The Local Meteorologist. Denis Phillips is the man. A few years ago he made up a list of “rules” regarding hurricanes. Rules #4 through 7 all revolve around not freaking out
Community. Even though it was the fear and devastation that brought us together, there is an incredible sense of “we’re in this together”. The aftermath of Hurricane Irma is bringing out the best of people, giving people opportunities to extend their resources to help, and be the good in this world.
My kid’s innocent bliss. My kids were so excited for everyone to sleep in the same room, to eat the junk food we bought, and play games on the living room floor with flashlights. They knew a storm was coming and that was the reason behind all the events, but they never, not once, felt unsafe or scared.
A radio. When the power cut off and I didn’t want to drain my phone’s battery, I lived with the radio on for 3 days. Dance parties everyday!
Portable DVD players. Everything went old school and a little part of me loved it (because it was temporary). We watched some goodies like Little Rascals, Home Alone, and Charlie and the Chocolate factory. I’m happy to report there were no YouTube videos of people opening toys! Can I get an amen?!
Board & Card Games. It’s a funny feeling when ipods, ipads, and electronics don’t work. It was like Christmas in 1990, the board game shelves were picked through and empty. We played Pop The Pig and GoFish until we hated them.
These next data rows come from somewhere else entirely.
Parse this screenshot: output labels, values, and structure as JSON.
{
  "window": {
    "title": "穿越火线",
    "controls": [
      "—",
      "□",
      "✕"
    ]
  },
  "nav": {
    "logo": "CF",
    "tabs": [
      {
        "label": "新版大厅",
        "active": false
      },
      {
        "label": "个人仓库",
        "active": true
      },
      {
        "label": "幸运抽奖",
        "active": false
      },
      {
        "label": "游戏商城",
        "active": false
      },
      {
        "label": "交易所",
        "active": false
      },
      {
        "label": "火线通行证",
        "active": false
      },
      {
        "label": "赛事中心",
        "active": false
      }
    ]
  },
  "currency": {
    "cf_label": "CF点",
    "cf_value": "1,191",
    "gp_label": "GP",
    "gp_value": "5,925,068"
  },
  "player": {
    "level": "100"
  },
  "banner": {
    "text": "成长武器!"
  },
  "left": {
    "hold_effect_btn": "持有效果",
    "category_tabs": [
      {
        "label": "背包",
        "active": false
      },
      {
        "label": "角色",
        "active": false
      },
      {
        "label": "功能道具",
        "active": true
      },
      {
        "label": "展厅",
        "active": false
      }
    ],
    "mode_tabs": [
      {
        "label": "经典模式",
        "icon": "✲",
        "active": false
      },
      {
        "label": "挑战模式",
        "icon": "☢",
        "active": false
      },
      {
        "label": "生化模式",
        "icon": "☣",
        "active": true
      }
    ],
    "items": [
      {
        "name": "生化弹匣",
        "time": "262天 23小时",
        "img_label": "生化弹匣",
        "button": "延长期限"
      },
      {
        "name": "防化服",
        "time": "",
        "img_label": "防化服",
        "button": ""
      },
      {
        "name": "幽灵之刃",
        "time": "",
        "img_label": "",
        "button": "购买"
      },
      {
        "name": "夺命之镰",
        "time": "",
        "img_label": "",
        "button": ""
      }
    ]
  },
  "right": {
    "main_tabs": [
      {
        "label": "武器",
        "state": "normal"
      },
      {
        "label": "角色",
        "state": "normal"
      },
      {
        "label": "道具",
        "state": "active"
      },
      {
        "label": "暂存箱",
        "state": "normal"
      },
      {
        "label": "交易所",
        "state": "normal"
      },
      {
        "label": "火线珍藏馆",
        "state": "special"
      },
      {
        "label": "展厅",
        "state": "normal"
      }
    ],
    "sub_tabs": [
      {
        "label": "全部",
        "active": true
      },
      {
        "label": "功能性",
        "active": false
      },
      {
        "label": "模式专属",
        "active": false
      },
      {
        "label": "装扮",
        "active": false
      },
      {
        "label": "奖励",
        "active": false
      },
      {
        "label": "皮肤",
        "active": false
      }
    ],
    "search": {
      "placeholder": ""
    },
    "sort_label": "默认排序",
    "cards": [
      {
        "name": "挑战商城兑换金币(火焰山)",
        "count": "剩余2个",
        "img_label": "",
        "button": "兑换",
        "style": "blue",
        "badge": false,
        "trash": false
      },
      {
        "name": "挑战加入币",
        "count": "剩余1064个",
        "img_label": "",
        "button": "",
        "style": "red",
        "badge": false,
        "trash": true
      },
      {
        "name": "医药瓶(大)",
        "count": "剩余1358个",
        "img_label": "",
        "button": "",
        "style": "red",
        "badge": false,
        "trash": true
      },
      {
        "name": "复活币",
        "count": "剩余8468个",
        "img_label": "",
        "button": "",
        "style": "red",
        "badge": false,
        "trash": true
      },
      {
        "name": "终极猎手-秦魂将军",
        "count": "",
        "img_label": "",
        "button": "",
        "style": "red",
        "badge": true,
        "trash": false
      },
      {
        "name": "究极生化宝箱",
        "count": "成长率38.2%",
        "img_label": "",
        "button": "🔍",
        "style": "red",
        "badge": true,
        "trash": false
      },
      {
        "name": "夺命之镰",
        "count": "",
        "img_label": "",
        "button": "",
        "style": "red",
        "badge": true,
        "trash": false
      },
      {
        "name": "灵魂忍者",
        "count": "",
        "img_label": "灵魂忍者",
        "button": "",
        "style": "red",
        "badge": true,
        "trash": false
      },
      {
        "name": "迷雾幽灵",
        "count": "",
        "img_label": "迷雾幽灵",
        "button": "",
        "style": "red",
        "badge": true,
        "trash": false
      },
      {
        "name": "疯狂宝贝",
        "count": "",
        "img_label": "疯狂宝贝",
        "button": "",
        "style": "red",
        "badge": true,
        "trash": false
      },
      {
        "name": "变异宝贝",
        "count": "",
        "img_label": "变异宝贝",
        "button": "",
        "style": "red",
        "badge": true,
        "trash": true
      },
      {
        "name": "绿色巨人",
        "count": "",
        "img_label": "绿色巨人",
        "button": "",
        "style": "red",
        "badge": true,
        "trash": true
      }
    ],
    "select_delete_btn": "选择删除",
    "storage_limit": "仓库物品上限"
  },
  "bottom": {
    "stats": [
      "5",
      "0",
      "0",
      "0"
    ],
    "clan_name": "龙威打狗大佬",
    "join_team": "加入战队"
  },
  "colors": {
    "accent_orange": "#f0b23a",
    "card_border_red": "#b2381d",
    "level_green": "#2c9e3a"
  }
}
A generator. If I wanted and needed a generator for one thing, it was running water. We live on a well, so without electricity we don’t have water. We couldn’t figure out how to hook up the well to the generator for 2 days and took freezing cold showers using pots and a 5 gallon jug of water. If you ever find me camping out in the middle of woods without running water, it’s against my own will.
The memes and Irma events. Y’all, laughter is mighty good medicine. The events people were making on Facebook gave me a good laugh. Twerk Irma Away and Leave Debris in your yard so Irma thinks she already came. I’ve never been more interested in Facebook events.